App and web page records
▽

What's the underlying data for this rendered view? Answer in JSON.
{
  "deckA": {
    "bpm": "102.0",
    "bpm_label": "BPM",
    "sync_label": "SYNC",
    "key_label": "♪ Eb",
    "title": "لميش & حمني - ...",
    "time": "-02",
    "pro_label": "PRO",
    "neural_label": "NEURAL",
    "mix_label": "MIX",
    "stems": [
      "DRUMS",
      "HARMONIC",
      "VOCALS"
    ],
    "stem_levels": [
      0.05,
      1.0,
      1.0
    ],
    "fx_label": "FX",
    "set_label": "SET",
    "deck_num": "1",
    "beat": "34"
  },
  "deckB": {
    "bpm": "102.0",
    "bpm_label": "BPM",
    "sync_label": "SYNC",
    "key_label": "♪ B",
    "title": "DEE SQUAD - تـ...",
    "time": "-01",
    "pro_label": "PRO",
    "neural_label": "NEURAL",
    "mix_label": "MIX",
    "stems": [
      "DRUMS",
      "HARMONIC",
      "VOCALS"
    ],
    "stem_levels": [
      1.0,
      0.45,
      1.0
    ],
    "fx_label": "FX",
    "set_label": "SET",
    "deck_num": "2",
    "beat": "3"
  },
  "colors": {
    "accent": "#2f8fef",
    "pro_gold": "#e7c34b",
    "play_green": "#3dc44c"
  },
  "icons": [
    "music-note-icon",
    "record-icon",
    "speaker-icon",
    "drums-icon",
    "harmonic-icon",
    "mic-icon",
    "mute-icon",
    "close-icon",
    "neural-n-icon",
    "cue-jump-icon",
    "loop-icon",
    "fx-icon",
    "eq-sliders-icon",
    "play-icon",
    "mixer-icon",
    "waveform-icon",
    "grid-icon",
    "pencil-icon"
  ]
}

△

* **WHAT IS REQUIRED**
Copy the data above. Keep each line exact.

* **RESULT**
What's the underlying data for this rendered view? Answer in JSON.
{
  "deckA": {
    "bpm": "102.0",
    "bpm_label": "BPM",
    "sync_label": "SYNC",
    "key_label": "♪ Eb",
    "title": "لميش & حمني - ...",
    "time": "-02",
    "pro_label": "PRO",
    "neural_label": "NEURAL",
    "mix_label": "MIX",
    "stems": [
      "DRUMS",
      "HARMONIC",
      "VOCALS"
    ],
    "stem_levels": [
      0.05,
      1.0,
      1.0
    ],
    "fx_label": "FX",
    "set_label": "SET",
    "deck_num": "1",
    "beat": "34"
  },
  "deckB": {
    "bpm": "102.0",
    "bpm_label": "BPM",
    "sync_label": "SYNC",
    "key_label": "♪ B",
    "title": "DEE SQUAD - تـ...",
    "time": "-01",
    "pro_label": "PRO",
    "neural_label": "NEURAL",
    "mix_label": "MIX",
    "stems": [
      "DRUMS",
      "HARMONIC",
      "VOCALS"
    ],
    "stem_levels": [
      1.0,
      0.45,
      1.0
    ],
    "fx_label": "FX",
    "set_label": "SET",
    "deck_num": "2",
    "beat": "3"
  },
  "colors": {
    "accent": "#2f8fef",
    "pro_gold": "#e7c34b",
    "play_green": "#3dc44c"
  },
  "icons": [
    "music-note-icon",
    "record-icon",
    "speaker-icon",
    "drums-icon",
    "harmonic-icon",
    "mic-icon",
    "mute-icon",
    "close-icon",
    "neural-n-icon",
    "cue-jump-icon",
    "loop-icon",
    "fx-icon",
    "eq-sliders-icon",
    "play-icon",
    "mixer-icon",
    "waveform-icon",
    "grid-icon",
    "pencil-icon"
  ]
}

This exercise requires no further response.